Greg Mankiw is worried that inflationary expectations are increasing and William Buiter argues that the Federal Reserve should reverse its easy monetary policy. But didn’t we just learn that the employment to population ratio fell from 62.9% to 62.7%. So how does Dr. Buiter reach the conclusion that the labor market is too strong?
The latest labour market figures show a large fall in employment and an even larger fall in labour supply, resulting in an actual decline in the unemployment rate to 4.8%. There is also evidence to support the view that the natural (equilibrium) rate of unemployment in the US is increasing. The combination of a declining actual unemployment rate and a rising natural unemployment rate means that there are now higher domestic inflationary pressures associated with any observed level of employment and unemployment than before. It will be argued that the labour supply data are unreliable, as they are based on the Household Survey. And so they are. But the employment data are unreliable also. And the decline in the recorded labour supply is not a one-month wonder. It has been in the data for quite a while, so I will believe it is real until I see convincing evidence of the contrary. It makes economic sense that the US natural rate of unemployment is increasing, if only because of compositional changes in the labour force that are reducing, on average, its quality and employability. The post-9/11 imposition of additional obstacles to the immigration of skilled labour are one factor reducing labour force flexibility. So is the long-standing decline in the numeracy and literacy standards of the high-school graduates. At the same time, the need for greater changes in the mix of skills and in the geographical and industrial distribution of employment associated with globalisation and accelerating technological change, have raised the degree of flexibility required to maintain the same amount of effective labour market pressure at a given level of the conventionally measured unemployment rate. The US is not responding, except defensively by threatening a retreat into protectionism.
Mark Thoma has an interesting discussion of how the natural rate of unemployment can vary over time but there are a couple of caveats here. Mark is not necessarily agreeing with Buiter’s contention. We should also note that there have been several economists (yes including me) that have advocated looking at this from a natural rate of the employment to population ratio – which admittedly can also vary over time.
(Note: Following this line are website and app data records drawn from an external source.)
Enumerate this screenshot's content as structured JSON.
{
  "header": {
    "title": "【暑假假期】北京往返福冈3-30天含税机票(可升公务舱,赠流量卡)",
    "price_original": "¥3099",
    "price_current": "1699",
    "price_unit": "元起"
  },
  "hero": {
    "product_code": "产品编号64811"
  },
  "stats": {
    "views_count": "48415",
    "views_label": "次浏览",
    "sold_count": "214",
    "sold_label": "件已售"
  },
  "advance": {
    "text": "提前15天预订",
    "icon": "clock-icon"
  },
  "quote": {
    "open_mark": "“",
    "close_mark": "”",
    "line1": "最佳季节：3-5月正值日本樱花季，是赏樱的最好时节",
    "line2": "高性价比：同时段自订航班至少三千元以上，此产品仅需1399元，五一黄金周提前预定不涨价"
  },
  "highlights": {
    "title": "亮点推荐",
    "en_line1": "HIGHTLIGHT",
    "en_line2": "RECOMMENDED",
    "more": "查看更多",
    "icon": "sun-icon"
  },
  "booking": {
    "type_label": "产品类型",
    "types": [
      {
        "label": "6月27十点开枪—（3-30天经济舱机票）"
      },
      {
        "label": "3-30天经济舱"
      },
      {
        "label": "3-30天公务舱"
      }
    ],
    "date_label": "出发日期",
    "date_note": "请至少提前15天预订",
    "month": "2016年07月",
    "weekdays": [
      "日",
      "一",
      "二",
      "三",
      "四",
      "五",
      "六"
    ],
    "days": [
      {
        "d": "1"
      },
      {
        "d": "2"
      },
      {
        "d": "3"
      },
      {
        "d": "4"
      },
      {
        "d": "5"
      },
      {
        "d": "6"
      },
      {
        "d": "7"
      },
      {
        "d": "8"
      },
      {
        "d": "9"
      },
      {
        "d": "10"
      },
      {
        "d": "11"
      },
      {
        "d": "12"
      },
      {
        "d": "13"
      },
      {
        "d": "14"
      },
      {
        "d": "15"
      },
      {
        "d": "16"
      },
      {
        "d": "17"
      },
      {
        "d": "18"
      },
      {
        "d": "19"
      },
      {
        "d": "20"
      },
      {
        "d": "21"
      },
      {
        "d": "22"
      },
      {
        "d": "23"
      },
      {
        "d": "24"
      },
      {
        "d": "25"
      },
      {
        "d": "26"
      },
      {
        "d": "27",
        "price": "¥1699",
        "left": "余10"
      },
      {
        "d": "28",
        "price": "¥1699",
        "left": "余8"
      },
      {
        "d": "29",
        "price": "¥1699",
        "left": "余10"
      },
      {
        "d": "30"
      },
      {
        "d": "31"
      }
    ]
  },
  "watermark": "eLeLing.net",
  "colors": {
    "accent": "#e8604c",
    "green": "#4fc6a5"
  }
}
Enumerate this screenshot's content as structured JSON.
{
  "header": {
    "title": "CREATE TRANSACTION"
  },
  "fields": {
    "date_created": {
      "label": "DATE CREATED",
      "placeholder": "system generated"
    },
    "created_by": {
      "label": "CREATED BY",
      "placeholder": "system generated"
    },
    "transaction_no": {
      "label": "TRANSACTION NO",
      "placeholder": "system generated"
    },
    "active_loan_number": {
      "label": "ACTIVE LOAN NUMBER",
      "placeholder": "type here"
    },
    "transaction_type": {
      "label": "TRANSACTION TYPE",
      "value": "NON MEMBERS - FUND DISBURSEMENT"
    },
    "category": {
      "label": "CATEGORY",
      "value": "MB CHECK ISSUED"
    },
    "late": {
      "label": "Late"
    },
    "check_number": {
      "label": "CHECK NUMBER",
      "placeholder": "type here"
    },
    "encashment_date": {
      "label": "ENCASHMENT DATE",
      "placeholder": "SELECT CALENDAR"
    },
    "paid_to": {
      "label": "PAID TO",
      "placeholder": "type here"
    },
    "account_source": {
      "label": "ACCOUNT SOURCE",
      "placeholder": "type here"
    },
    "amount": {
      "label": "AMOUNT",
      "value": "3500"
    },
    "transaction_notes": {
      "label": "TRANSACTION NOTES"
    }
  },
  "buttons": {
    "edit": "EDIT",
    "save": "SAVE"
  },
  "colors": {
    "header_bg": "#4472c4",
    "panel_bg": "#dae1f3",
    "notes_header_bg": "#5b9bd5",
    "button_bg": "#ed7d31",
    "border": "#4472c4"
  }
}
Buiter seems to be under the impression that the all of the fall in the labor force participation rate is associated with a voluntary withdrawal of labor supply. I have to wonder. I have not update our graph of the labor force participation rate (LFP) and the employment to population ratio (EP), but it seems to be conveying the same message of why the unemployment rate (which is one minus the ratio of EP to LFP) is such a lousy measure of the state of the labor market. Ever since the 2001 recession and the slow and somewhat anemic recovery, LFP has declined from more than 67% to less than 66%.
Now if all of this decline in LFP were voluntary, then maybe Buiter’s argument makes sense. I once put forth the proposition that the natural rate of EP was 64% and was accused of assuming that none of the decline in LFP were voluntary. Maybe the truth is somewhere in the middle, which would then beg the question as to whether the natural rate of EP is some number like 63.5%, some number a bit above 63.5%, or perhaps even some number just under 63.5%. But I find it incredulous to believe that the natural rate of EP has fallen from 64% to something near 62.5%. Had Buiter presented clear evidence that the current EP exceeds its natural rate, I might agree for his call for tight money. But he really has not made the case – has he?
Update: A little comic relief. We know that Lawrence Kudlow has recently come down on the side of tight monetary policy as he fears inflation so it’s interesting that he agrees with John Ryding:
I am for economic stimulus. Don’t get me wrong. But I am for real economic stimulus which is cutting tax rates. Because this market is short of a few things: It’s short of liquidity—the Fed can deal with that. It’s short of capital. If we want more capital, we should start increasing the returns to capital, and cutting tax rates, or at least making tax cuts permanent. This is very important … You’ve got to get Washington to deliver on tax cuts and incentives.
Isn’t this the macroeconomic policy mix during 1981 that gave us a collapse of net exports from an overly strong dollar (something Kudlow endorses) and the 1982 recession? Of course, we could have a massive fiscal stimulus with little in the way of tight money, which might be inflationary if Buiter is even remotely correct about the labor market. Leave it to a clown like Kudlow to endorse such a disastrous policy mix!